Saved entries
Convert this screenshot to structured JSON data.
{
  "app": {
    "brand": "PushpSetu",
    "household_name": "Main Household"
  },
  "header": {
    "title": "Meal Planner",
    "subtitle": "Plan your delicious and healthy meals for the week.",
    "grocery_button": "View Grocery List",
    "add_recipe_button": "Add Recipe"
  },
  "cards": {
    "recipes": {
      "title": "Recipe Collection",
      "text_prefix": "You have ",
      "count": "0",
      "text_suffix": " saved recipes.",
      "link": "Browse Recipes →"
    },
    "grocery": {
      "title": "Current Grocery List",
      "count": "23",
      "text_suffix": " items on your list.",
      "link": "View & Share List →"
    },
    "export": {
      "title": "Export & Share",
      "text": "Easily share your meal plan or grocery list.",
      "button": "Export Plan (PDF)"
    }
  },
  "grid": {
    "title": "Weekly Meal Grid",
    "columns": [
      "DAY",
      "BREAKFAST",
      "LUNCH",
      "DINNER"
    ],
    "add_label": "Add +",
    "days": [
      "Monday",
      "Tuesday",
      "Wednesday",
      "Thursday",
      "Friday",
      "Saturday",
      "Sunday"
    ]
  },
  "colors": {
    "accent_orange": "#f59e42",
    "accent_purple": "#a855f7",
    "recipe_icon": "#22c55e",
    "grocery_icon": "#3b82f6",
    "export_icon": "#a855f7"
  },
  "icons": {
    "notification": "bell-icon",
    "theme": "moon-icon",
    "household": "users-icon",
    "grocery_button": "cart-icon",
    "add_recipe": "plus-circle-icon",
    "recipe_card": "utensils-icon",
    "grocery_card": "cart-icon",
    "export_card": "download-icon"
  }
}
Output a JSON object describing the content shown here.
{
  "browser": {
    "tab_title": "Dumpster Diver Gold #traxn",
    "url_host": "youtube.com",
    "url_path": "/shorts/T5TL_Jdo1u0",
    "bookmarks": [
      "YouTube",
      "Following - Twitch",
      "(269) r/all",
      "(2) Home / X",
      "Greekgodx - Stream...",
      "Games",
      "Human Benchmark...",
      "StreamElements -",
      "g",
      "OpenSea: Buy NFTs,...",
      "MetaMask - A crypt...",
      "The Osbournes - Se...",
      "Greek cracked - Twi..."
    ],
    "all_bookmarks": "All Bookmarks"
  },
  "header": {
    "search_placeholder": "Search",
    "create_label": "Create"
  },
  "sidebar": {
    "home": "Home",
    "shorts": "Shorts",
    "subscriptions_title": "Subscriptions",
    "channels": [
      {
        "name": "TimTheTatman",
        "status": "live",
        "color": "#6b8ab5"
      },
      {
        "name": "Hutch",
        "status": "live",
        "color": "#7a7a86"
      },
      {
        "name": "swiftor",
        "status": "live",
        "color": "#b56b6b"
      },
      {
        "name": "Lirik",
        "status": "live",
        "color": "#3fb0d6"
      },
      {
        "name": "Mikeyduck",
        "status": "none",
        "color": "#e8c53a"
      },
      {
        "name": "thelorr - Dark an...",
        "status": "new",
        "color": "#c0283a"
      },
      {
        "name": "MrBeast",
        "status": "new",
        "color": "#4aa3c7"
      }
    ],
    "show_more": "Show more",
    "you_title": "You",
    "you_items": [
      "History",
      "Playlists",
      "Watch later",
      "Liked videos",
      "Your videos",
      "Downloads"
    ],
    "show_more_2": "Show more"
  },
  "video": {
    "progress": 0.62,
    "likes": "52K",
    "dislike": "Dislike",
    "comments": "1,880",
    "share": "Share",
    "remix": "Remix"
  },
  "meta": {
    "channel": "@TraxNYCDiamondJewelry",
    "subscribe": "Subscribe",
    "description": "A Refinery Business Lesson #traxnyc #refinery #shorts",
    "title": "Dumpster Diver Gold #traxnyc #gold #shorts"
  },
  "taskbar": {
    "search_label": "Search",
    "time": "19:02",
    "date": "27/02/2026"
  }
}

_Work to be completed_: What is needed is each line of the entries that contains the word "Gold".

_Answer box_:
    "tab_title": "Dumpster Diver Gold #traxn",
    "title": "Dumpster Diver Gold #traxnyc #gold #shorts"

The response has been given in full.